Energy Crisis

Germany still on the fence about full nuclear shutdown

nuclear-power-plant-shutdown-germany

Photo: ivabalk from Pixabay

Published

August 22, 2022

Country

Comments

0

Share

Published:

August 22, 2022

Country:

Comments:

0

Share

Germany will likely proceed with its planned nuclear shutdown, though the government might consider keeping one plant running, according to Economy Minister Robert Habeck. The country’s plan to close down its three remaining nuclear power stations by the end of 2022 has been put into question due to the gas crisis in the wake of Russia’s invasion of Ukraine.

According to reports, unnamed government officials were recently quoted as saying that conditions had been met for a temporary delay of the three power plants’ shutdown.

However, Habeck, who is also the vice chancellor, said on Sunday that a delay would be the wrong move as it would cut Germany’s gas consumption by just 2% and would not be of great help in tackling the gas crisis.

A power system stress test might show it is justified to keep one nuclear plant running

Speaking to citizens at the government’s open day in Berlin, Habeck added that he would consider extending the lifespan of one nuclear power plant in Bavaria, depending on the outcome of a stress test aimed at assessing the electricity system’s resilience to a cutoff of Russian gas deliveries, according to reports.

Russia’s state-run energy giant, Gazprom, has already reduced its gas deliveries to the European Union.

Germany shut down three nuclear power stations in 2021

Germany’s nuclear phaseout was prompted by Japan’s Fukushima disaster in 2011. It retired three power plants at the end of 2021, announcing the remaining three would be closed by the end of this year. The three nuclear stations still in operation – Isar 2 in Bavaria, Neckarwestheim in Baden-Württemberg, and Emsland in Lower Saxony – have a combined capacity 4.3 GW, accounting for about 5% of Germany’s electricity.
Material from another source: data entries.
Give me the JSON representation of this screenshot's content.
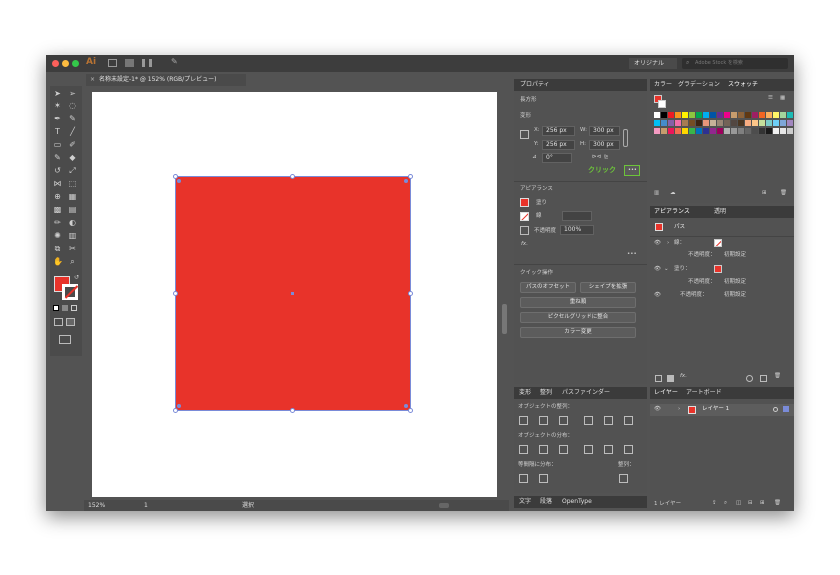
{
  "app": {
    "logo": "Ai",
    "workspace": "オリジナル",
    "stock_placeholder": "Adobe Stock を検索"
  },
  "document_tab": {
    "label": "名称未設定-1* @ 152% (RGB/プレビュー)"
  },
  "colors": {
    "red": "#e8332a",
    "canvas_bg": "#535353",
    "panel_bg": "#525252",
    "accent_green": "#6dc43a",
    "selection": "#7a8bd8"
  },
  "properties": {
    "tab": "プロパティ",
    "section_kind": "長方形",
    "transform_label": "変形",
    "x_label": "X:",
    "x": "256 px",
    "y_label": "Y:",
    "y": "256 px",
    "w_label": "W:",
    "w": "300 px",
    "h_label": "H:",
    "h": "300 px",
    "rotate": "0°",
    "click_note": "クリック",
    "more": "•••",
    "appearance_label": "アピアランス",
    "fill_label": "塗り",
    "stroke_label": "線",
    "opacity_label": "不透明度",
    "opacity": "100%",
    "fx": "fx.",
    "quick_label": "クイック操作",
    "btn_offset": "パスのオフセット",
    "btn_shape": "シェイプを拡張",
    "btn_arrange": "重ね順",
    "btn_pixel": "ピクセルグリッドに整合",
    "btn_recolor": "カラー変更"
  },
  "align_panel": {
    "tabs": [
      "変形",
      "整列",
      "パスファインダー"
    ],
    "obj_align": "オブジェクトの整列：",
    "obj_distribute": "オブジェクトの分布：",
    "spacing": "等間隔に分布：",
    "align_to": "整列："
  },
  "type_panel": {
    "tabs": [
      "文字",
      "段落",
      "OpenType"
    ]
  },
  "swatch_panel": {
    "tabs": [
      "カラー",
      "グラデーション",
      "スウォッチ"
    ],
    "colors": [
      "#ffffff",
      "#000000",
      "#ed1c24",
      "#f7941d",
      "#fff200",
      "#8dc63f",
      "#00a651",
      "#00aeef",
      "#0054a6",
      "#662d91",
      "#ec008c",
      "#c69c6d",
      "#8c6239",
      "#603913",
      "#9e1f63",
      "#f26522",
      "#fbaf5d",
      "#fff568",
      "#a3d39c",
      "#1cbbb4",
      "#00bff3",
      "#448ccb",
      "#8560a8",
      "#f06eaa",
      "#a67c52",
      "#754c24",
      "#3c2415",
      "#e9967a",
      "#c7b299",
      "#998675",
      "#736357",
      "#534741",
      "#4b3621",
      "#f9ad81",
      "#fdc689",
      "#c4df9b",
      "#7accc8",
      "#6dcff6",
      "#7ea7d8",
      "#a186be",
      "#f49ac1",
      "#c69c6d",
      "#ed145b",
      "#f26c4f",
      "#ffd700",
      "#39b54a",
      "#0072bc",
      "#2e3192",
      "#92278f",
      "#9e005d",
      "#b3b3b3",
      "#999999",
      "#808080",
      "#666666",
      "#4d4d4d",
      "#333333",
      "#1a1a1a",
      "#f2f2f2",
      "#e6e6e6",
      "#cccccc"
    ]
  },
  "appearance_panel": {
    "tabs": [
      "アピアランス",
      "透明"
    ],
    "object": "パス",
    "stroke_row": "線：",
    "fill_row": "塗り：",
    "opacity_label": "不透明度：",
    "opacity_value": "初期設定"
  },
  "layers_panel": {
    "tabs": [
      "レイヤー",
      "アートボード"
    ],
    "layer_name": "レイヤー 1",
    "count": "1 レイヤー"
  },
  "status": {
    "zoom": "152%",
    "artboard": "1",
    "tool": "選択"
  },
  "shape": {
    "color": "#e8332a"
  }
}
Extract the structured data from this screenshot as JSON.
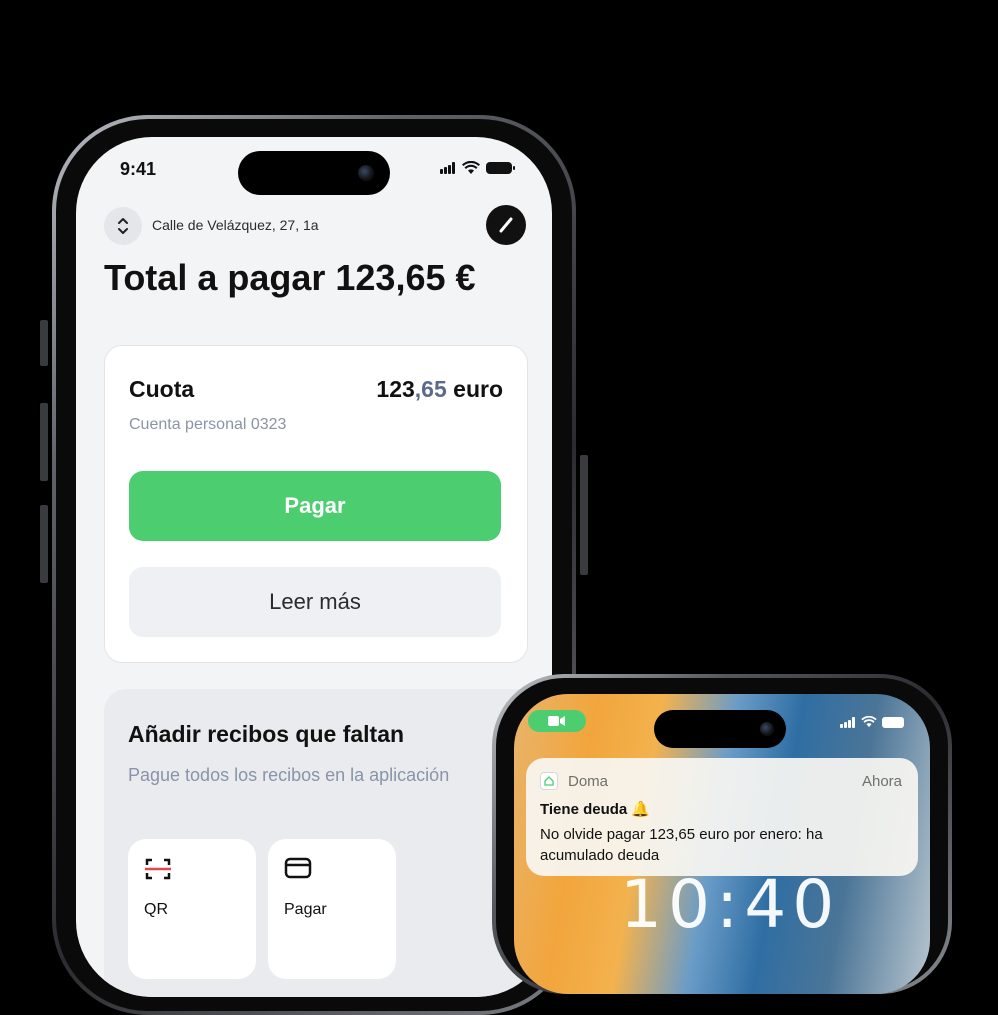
{
  "phone1": {
    "status": {
      "time": "9:41"
    },
    "header": {
      "address": "Calle de Velázquez, 27, 1a"
    },
    "title": "Total a pagar 123,65 €",
    "card": {
      "label": "Cuota",
      "amount_whole": "123",
      "amount_cents": ",65",
      "amount_unit": " euro",
      "account": "Cuenta personal 0323",
      "pay_button": "Pagar",
      "read_more_button": "Leer más"
    },
    "missing": {
      "title": "Añadir recibos que faltan",
      "subtitle": "Pague todos los recibos en la aplicación",
      "tiles": [
        {
          "label": "QR",
          "icon": "qr-scan-icon"
        },
        {
          "label": "Pagar",
          "icon": "card-icon"
        }
      ]
    }
  },
  "phone2": {
    "notification": {
      "app": "Doma",
      "time": "Ahora",
      "title": "Tiene deuda 🔔",
      "body": "No olvide pagar 123,65 euro por enero: ha acumulado deuda"
    },
    "clock": "10:40"
  },
  "colors": {
    "accent_green": "#4cce70",
    "muted_text": "#8a93a8",
    "cents_blue": "#5b6a8a"
  }
}
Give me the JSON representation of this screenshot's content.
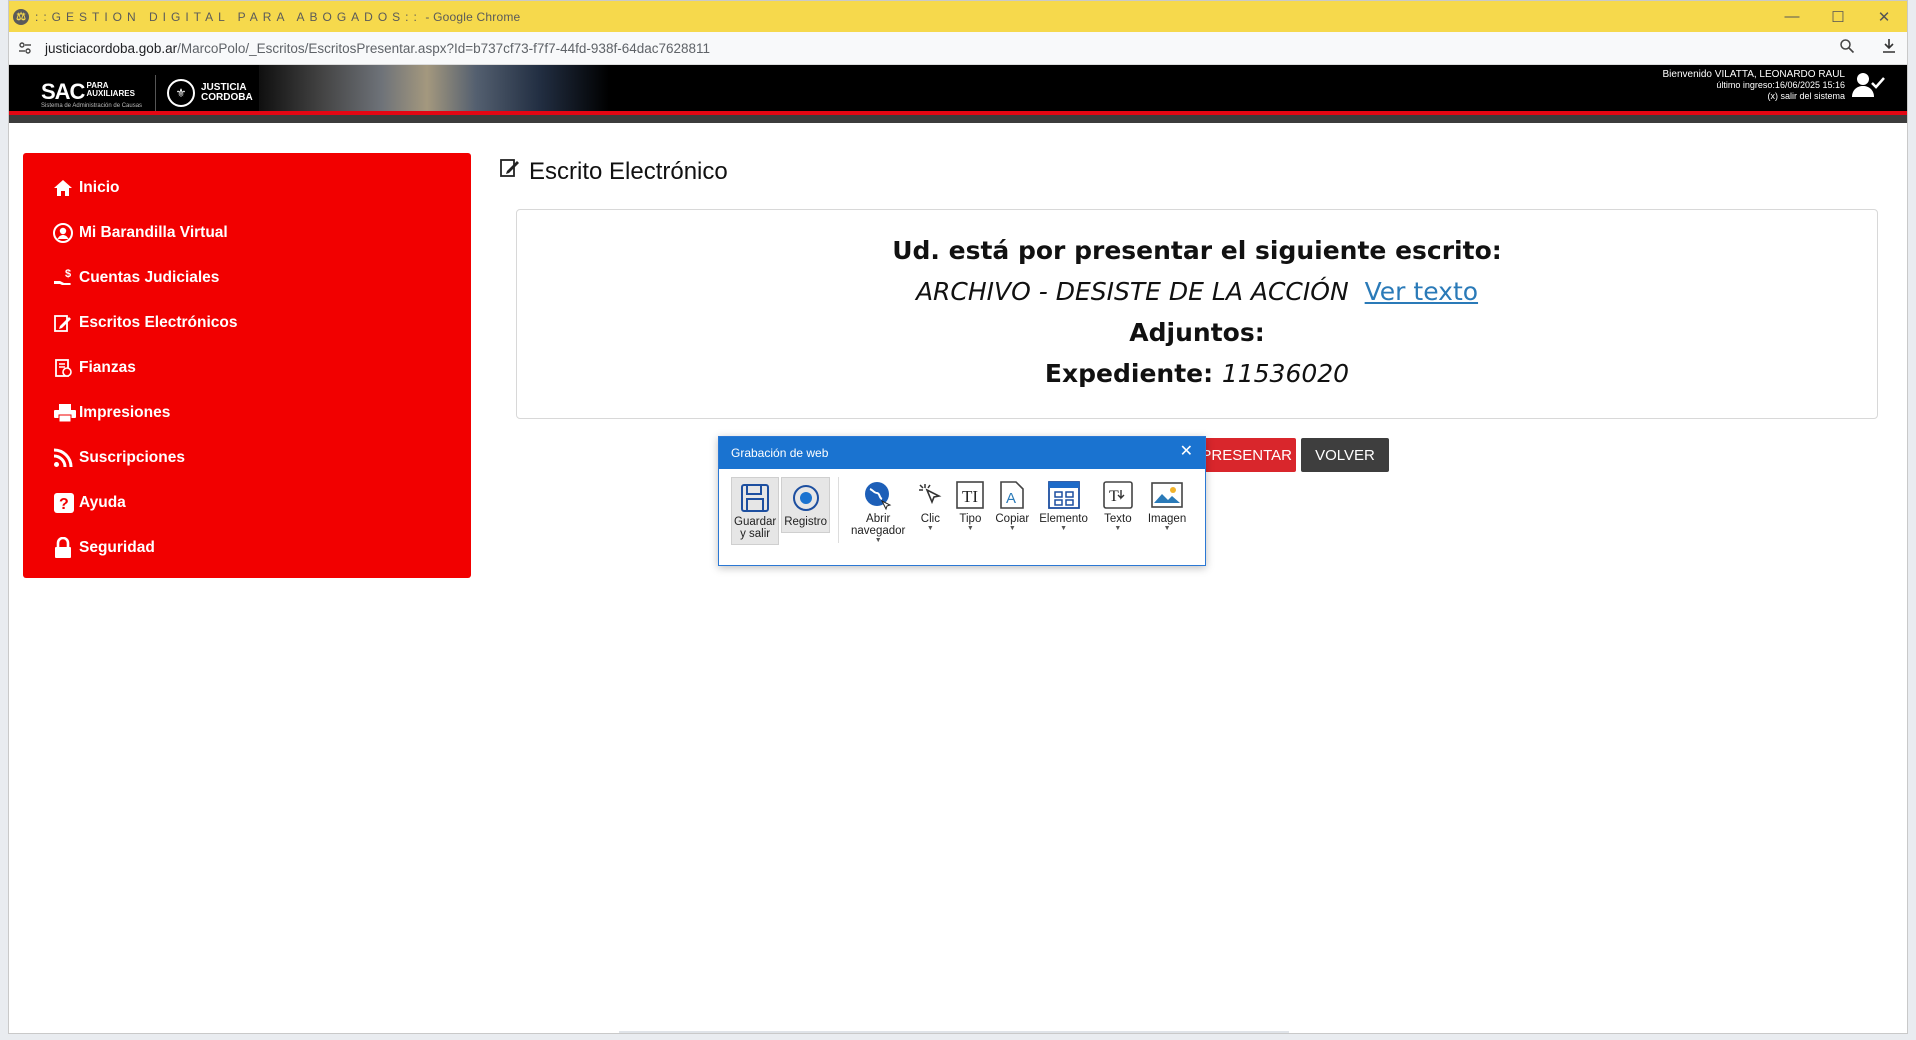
{
  "browser": {
    "window_title_prefix": "::GESTION  DIGITAL  PARA  ABOGADOS::",
    "window_title_suffix": " - Google Chrome",
    "url_host": "justiciacordoba.gob.ar",
    "url_path": "/MarcoPolo/_Escritos/EscritosPresentar.aspx?Id=b737cf73-f7f7-44fd-938f-64dac7628811",
    "controls": {
      "minimize": "—",
      "maximize": "☐",
      "close": "✕"
    }
  },
  "header": {
    "logo_sac": "SAC",
    "logo_sac_small1": "PARA",
    "logo_sac_small2": "AUXILIARES",
    "logo_sac_sub": "Sistema de Administración de Causas",
    "logo_justicia1": "JUSTICIA",
    "logo_justicia2": "CORDOBA",
    "welcome": "Bienvenido VILATTA, LEONARDO RAUL",
    "last_login": "último ingreso:16/06/2025 15:16",
    "logout": "(x) salir del sistema"
  },
  "sidebar": {
    "items": [
      {
        "label": "Inicio",
        "icon": "home-icon"
      },
      {
        "label": "Mi Barandilla Virtual",
        "icon": "user-circle-icon"
      },
      {
        "label": "Cuentas Judiciales",
        "icon": "hand-money-icon"
      },
      {
        "label": "Escritos Electrónicos",
        "icon": "edit-document-icon"
      },
      {
        "label": "Fianzas",
        "icon": "receipt-icon"
      },
      {
        "label": "Impresiones",
        "icon": "printer-icon"
      },
      {
        "label": "Suscripciones",
        "icon": "rss-icon"
      },
      {
        "label": "Ayuda",
        "icon": "help-icon"
      },
      {
        "label": "Seguridad",
        "icon": "lock-icon"
      }
    ]
  },
  "main": {
    "title": "Escrito Electrónico",
    "card": {
      "heading": "Ud. está por presentar el siguiente escrito:",
      "document_name": "ARCHIVO - DESISTE DE LA ACCIÓN",
      "view_link": "Ver texto",
      "attachments_label": "Adjuntos:",
      "case_label": "Expediente:",
      "case_number": "11536020"
    },
    "buttons": {
      "presentar": "N PRESENTAR",
      "volver": "VOLVER"
    }
  },
  "recorder": {
    "title": "Grabación de web",
    "tools": [
      {
        "label1": "Guardar",
        "label2": "y salir",
        "icon": "save-icon"
      },
      {
        "label1": "Registro",
        "label2": "",
        "icon": "record-icon"
      },
      {
        "label1": "Abrir",
        "label2": "navegador",
        "icon": "globe-icon"
      },
      {
        "label1": "Clic",
        "label2": "",
        "icon": "click-icon"
      },
      {
        "label1": "Tipo",
        "label2": "",
        "icon": "type-icon"
      },
      {
        "label1": "Copiar",
        "label2": "",
        "icon": "copy-icon"
      },
      {
        "label1": "Elemento",
        "label2": "",
        "icon": "element-icon"
      },
      {
        "label1": "Texto",
        "label2": "",
        "icon": "text-icon"
      },
      {
        "label1": "Imagen",
        "label2": "",
        "icon": "image-icon"
      }
    ]
  },
  "colors": {
    "sidebar": "#f20000",
    "titlebar": "#f6d94c",
    "recorder_header": "#1a73d0",
    "link": "#2a7ab8"
  }
}
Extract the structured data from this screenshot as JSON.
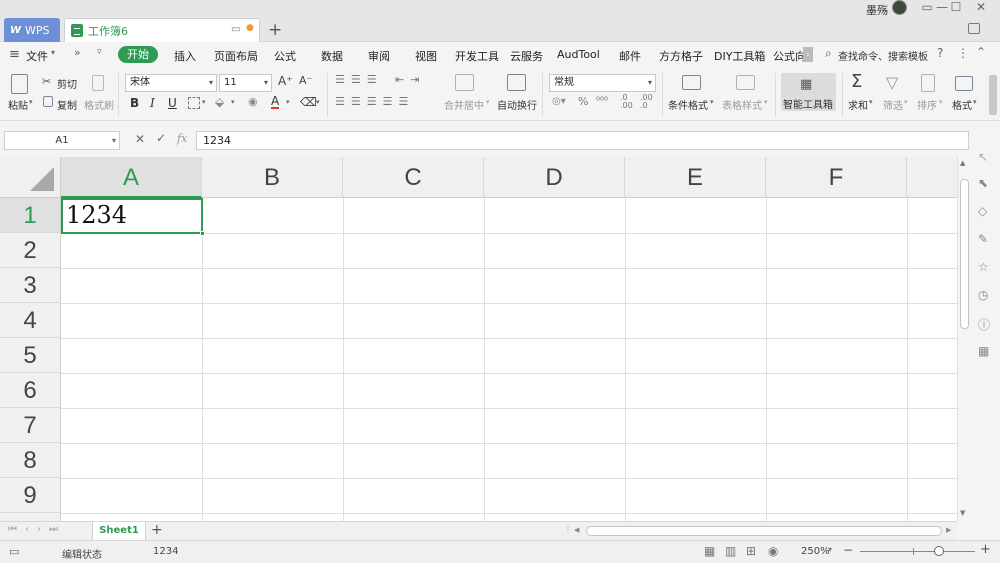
{
  "titlebar": {
    "app_tab": "WPS",
    "doc_tab": "工作簿6",
    "user_name": "墨殇"
  },
  "menu": {
    "file": "文件",
    "items": [
      "开始",
      "插入",
      "页面布局",
      "公式",
      "数据",
      "审阅",
      "视图",
      "开发工具",
      "云服务",
      "AudTool",
      "邮件",
      "方方格子",
      "DIY工具箱",
      "公式向"
    ],
    "search_placeholder": "查找命令、搜索模板"
  },
  "ribbon": {
    "cut": "剪切",
    "paste": "粘贴",
    "copy": "复制",
    "format_painter": "格式刷",
    "font_name": "宋体",
    "font_size": "11",
    "merge_center": "合并居中",
    "wrap_text": "自动换行",
    "number_format": "常规",
    "conditional_format": "条件格式",
    "table_style": "表格样式",
    "smart_toolbox": "智能工具箱",
    "sum": "求和",
    "filter": "筛选",
    "sort": "排序",
    "format": "格式"
  },
  "formula_bar": {
    "name_box": "A1",
    "fx": "fx",
    "value": "1234"
  },
  "grid": {
    "columns": [
      "A",
      "B",
      "C",
      "D",
      "E",
      "F"
    ],
    "rows": [
      "1",
      "2",
      "3",
      "4",
      "5",
      "6",
      "7",
      "8",
      "9"
    ],
    "cell_a1": "1234",
    "active_cell": "A1"
  },
  "sheets": {
    "tabs": [
      "Sheet1"
    ]
  },
  "statusbar": {
    "mode": "编辑状态",
    "value": "1234",
    "zoom": "250%"
  },
  "colors": {
    "accent": "#2e9b54",
    "wps_tab": "#6d8fd6"
  }
}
Last month, Joachim Bühler from safety inspection operator TÜV said that it is feasible to restart the three decommissioned plants and that the entire fleet was capable of running for at least three more years.

Comments (0)

Be the first one to comment on this article.

Enter Your Comment
Please wait... Please fill in the required fields. There seems to be an error, please refresh the page and try again. Your comment has been sent.

Related Articles

Albania fine heads institutions cut power consumption

Albania to fine heads of institutions that don’t cut power consumption

06 October 2022 - The government must lead the way in cutting power consumption, Deputy Prime Minister of Albania Belinda Balluku said

Supplier fair London Albania Skavica hydropower

Supplier fair to be held in London for Albania’s Skavica hydropower project

06 October 2022 - UKEF and Bechtel will present suppliers registered in Britain with the Skavica hydropower project in Albania and other opportunities

German coal plant LEAG invest EUR 10 billion green energy

German coal plant operator LEAG to invest EUR 10 billion in green energy

05 October 2022 - LEAG is switching to wind and solar power, energy storage and sustainable mobility as Germany aims to phase out coal by 2038 or sooner

Ember: Turkey can halve dependence on imported fossil fuels in power generation by 2030

05 October 2022 - Ember prepared a study to summarize various electricity transition pathways towards 2030 under the guidance of recently conducted modeling studies